Obesity and cancer: Definitions
Cancer is a term used to define a collection of diseases related to the uncontrolled division of abnormal cells. These cancer cells can invade neighboring tissues, and have the ability to spread, via the lymph system and bloodstream, to other parts of the body.1
What is cancer? Credit: BioDigital, Inc.
Body mass index (BMI) is an index of weight-for-height and is calculated by dividing a person's weight (kg) by the square of his/ her height in meters (m2). ‘Obese’ is the term used to classify individuals over 20 years-of-age with a BMI >30.0 kg/m2. ‘Normal-weight’ is classified as 18.5–24.9 kg/m2. 2
Obesity and cancer: What is known about the link?
Cancer Research UK predicts that “more than 1 in 20 cancers in the UK are linked to being overweight or obese.” A growing amount of evidence proposes that several types of cancer are more common in overweight or obese people and that cancer risk is increased in those with higher body fat. Study data from the GLOBOCAN project estimated that, in 2012 in the United States, ~28,000 new cases of cancer in men and ~72,000 in women were associated with being obese or overweight.3
Some examples of cancers influenced by higher mounts of body fat include:
- Endometrial cancer (women only): Obese women are 2-4 times more likely to develop endometrial cancer compared to those of a normal-weight.4
- Liver cancer: Overweight or obese individuals are up to twice as likely to develop liver cancer, compared to normal-weight individuals. A stronger link is observed in men compared to women.5,6
- Kidney cancer: The risk of developing the most common form of kidney cancer, renal cell carcinoma, is almost twice as likely in overweight or obese individuals compared to normal-weight individuals.7
- Pancreatic cancer: Compared to normal-weight individuals, overweight or obese individual are 1.5 times more likely to develop cancer of the pancreas.8
Risk of developing cancer increases with the more weight you gain. Risk is also influenced by the amount of time you are overweight for – the longer you are overweight, the greater the risk.
Overweight and Obesity are Associated with Cancer. Credit: Centers for Disease Control and Prevention (CDC)

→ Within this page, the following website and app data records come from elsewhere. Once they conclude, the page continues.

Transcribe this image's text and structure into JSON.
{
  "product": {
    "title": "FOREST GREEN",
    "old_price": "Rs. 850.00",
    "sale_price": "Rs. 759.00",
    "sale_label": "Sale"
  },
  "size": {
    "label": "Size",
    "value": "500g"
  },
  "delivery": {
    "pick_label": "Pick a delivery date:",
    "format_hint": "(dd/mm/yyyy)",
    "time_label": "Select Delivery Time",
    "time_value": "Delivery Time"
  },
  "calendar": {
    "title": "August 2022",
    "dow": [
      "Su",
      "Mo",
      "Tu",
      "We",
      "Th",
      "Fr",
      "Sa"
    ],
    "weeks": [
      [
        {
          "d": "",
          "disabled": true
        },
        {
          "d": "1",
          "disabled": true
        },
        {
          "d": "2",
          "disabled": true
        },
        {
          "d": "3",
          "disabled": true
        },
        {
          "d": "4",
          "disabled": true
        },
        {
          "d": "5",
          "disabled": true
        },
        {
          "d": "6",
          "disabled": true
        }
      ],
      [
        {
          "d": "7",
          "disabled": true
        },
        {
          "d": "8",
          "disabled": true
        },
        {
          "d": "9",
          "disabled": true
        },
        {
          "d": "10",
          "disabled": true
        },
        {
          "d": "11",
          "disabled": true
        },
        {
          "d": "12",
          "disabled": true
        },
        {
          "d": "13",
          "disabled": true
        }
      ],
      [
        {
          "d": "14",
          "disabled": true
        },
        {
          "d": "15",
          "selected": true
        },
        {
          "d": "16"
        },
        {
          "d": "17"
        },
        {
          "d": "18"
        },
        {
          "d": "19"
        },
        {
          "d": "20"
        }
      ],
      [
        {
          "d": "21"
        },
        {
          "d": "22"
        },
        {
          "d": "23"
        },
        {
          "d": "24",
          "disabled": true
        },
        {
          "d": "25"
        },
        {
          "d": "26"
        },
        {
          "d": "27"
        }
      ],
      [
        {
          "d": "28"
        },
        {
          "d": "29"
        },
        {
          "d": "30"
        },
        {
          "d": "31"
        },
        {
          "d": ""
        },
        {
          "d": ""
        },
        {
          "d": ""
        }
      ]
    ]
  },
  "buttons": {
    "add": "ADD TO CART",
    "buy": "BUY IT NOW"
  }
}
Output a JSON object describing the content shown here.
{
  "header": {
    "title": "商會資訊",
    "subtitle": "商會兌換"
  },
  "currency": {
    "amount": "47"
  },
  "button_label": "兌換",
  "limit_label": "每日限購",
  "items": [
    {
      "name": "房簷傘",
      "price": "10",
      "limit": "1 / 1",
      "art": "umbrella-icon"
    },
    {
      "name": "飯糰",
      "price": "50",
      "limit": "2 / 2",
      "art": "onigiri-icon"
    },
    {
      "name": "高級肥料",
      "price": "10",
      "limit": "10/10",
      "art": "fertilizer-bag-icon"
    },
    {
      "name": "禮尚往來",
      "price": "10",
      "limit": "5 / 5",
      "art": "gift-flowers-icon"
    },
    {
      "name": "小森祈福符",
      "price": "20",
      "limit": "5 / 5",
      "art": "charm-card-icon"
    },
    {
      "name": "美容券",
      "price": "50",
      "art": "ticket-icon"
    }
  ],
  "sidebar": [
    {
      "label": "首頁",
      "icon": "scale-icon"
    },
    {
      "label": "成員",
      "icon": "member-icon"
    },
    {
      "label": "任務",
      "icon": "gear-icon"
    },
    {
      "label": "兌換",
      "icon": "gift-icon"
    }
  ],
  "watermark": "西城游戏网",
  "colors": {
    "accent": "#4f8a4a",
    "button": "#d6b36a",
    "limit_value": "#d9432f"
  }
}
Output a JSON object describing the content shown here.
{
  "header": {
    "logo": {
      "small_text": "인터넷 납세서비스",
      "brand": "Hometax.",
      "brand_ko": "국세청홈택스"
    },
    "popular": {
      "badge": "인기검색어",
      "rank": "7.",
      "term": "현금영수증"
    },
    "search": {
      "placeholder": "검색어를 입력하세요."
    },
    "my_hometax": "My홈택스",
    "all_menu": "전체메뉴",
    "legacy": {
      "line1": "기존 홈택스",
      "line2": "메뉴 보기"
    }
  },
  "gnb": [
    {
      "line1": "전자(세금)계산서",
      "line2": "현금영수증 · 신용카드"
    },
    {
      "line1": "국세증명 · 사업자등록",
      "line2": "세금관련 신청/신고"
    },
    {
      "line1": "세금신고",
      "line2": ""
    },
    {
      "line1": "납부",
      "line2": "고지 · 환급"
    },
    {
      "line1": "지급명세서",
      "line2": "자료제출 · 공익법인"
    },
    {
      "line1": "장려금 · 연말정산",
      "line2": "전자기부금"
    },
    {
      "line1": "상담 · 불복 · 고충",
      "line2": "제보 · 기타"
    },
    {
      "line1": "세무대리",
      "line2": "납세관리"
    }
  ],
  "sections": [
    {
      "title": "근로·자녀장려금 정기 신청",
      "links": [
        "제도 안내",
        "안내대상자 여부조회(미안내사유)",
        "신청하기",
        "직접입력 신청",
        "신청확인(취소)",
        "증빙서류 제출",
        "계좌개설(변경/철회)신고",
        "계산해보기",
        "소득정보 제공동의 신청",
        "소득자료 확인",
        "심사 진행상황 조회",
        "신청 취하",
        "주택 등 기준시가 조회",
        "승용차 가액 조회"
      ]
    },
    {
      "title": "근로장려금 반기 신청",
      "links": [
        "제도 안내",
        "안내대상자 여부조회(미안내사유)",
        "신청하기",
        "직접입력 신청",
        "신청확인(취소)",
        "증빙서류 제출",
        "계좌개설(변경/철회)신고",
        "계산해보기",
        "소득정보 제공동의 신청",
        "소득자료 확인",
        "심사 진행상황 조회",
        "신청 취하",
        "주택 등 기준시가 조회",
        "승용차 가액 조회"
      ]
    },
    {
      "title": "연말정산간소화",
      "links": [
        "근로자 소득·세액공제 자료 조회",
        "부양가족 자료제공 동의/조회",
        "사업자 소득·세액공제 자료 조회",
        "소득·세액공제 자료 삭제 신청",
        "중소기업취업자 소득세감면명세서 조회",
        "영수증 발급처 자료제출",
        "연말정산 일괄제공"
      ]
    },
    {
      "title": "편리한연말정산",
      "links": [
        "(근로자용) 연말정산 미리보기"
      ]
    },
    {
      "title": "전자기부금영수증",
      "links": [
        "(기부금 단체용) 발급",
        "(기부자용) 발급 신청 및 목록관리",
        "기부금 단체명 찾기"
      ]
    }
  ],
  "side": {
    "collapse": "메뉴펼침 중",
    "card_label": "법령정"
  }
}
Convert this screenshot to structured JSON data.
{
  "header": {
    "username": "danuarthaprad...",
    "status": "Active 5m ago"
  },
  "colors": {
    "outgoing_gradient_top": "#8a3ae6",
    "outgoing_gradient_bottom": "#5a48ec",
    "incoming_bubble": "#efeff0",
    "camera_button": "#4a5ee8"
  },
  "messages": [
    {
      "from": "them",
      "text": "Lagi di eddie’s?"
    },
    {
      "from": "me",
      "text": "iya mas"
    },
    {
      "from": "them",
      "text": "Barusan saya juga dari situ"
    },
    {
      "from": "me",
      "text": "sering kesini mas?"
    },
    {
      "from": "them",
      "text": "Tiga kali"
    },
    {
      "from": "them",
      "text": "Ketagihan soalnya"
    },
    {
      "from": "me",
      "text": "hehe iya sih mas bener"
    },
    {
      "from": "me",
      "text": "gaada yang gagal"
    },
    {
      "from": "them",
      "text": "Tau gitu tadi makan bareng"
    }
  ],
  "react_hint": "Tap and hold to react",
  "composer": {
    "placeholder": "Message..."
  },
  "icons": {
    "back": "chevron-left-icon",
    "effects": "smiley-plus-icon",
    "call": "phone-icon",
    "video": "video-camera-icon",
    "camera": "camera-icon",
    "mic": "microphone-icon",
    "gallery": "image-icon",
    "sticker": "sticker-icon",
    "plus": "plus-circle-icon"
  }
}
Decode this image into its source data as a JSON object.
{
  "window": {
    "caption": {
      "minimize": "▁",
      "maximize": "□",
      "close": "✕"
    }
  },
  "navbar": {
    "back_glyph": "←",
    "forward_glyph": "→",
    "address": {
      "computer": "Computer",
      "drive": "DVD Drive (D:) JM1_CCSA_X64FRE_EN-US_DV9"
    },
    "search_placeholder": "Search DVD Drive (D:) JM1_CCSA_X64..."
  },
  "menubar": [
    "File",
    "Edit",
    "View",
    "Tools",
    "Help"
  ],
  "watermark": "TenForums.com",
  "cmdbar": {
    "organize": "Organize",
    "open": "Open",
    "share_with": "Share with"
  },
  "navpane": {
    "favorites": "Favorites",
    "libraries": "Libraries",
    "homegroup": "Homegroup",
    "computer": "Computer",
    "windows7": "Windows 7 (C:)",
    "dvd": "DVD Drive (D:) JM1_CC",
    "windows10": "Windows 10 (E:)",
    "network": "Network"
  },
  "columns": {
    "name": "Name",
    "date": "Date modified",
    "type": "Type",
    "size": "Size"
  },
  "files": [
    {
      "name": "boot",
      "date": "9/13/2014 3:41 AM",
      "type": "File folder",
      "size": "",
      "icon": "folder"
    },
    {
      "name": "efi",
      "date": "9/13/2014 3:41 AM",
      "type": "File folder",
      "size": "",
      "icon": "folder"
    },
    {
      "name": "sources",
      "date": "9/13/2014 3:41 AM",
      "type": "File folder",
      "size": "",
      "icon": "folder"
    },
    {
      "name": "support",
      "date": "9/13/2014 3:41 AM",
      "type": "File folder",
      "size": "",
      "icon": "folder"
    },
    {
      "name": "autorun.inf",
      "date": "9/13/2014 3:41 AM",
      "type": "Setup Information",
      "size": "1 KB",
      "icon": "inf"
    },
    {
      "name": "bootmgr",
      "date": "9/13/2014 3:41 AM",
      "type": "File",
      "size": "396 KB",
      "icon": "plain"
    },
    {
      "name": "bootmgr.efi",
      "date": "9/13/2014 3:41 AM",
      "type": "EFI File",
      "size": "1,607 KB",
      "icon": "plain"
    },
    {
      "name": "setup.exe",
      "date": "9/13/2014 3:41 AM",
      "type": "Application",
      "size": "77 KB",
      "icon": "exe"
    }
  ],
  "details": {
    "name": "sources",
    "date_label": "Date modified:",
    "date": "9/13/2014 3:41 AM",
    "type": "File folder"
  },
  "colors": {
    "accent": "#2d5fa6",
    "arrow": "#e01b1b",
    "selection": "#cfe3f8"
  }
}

Obesity and cancer: What research is currently being conducted?
A number of studies are currently focused towards understanding the mechanisms linking obesity and cancer. Several factors associated with obesity and Type-2 diabetes, including;
- hyperinsulinemia (excess insulin levels in the bloodstream)
- hyperglycemia (high blood sugar levels)
- dyslipidemia (abnormal amounts of lipids in the bloodstream)
- adipokines and cytokines (cell signaling proteins)
- and the gut microbiome (microorganisms living in the digestive tract)
The National Cancer Institute (NCI) launched the Transdisciplinary Research on Energetics and Cancer (TREC) 2011–2016 initiative, which included several research centers. The centers were tasked with investigating; different biological mechanisms linking excess adiposity (obesity) with cancer, how physical activity and energy balance can influence body weight and carcinogenesis, and the impact of exercise, weight control and behavioral interventions on cancer survival.
Cancer Research UK has summarized key facts based on evidence from many scientific studies investigating the association between cancer risk and obesity, for several different cancer types.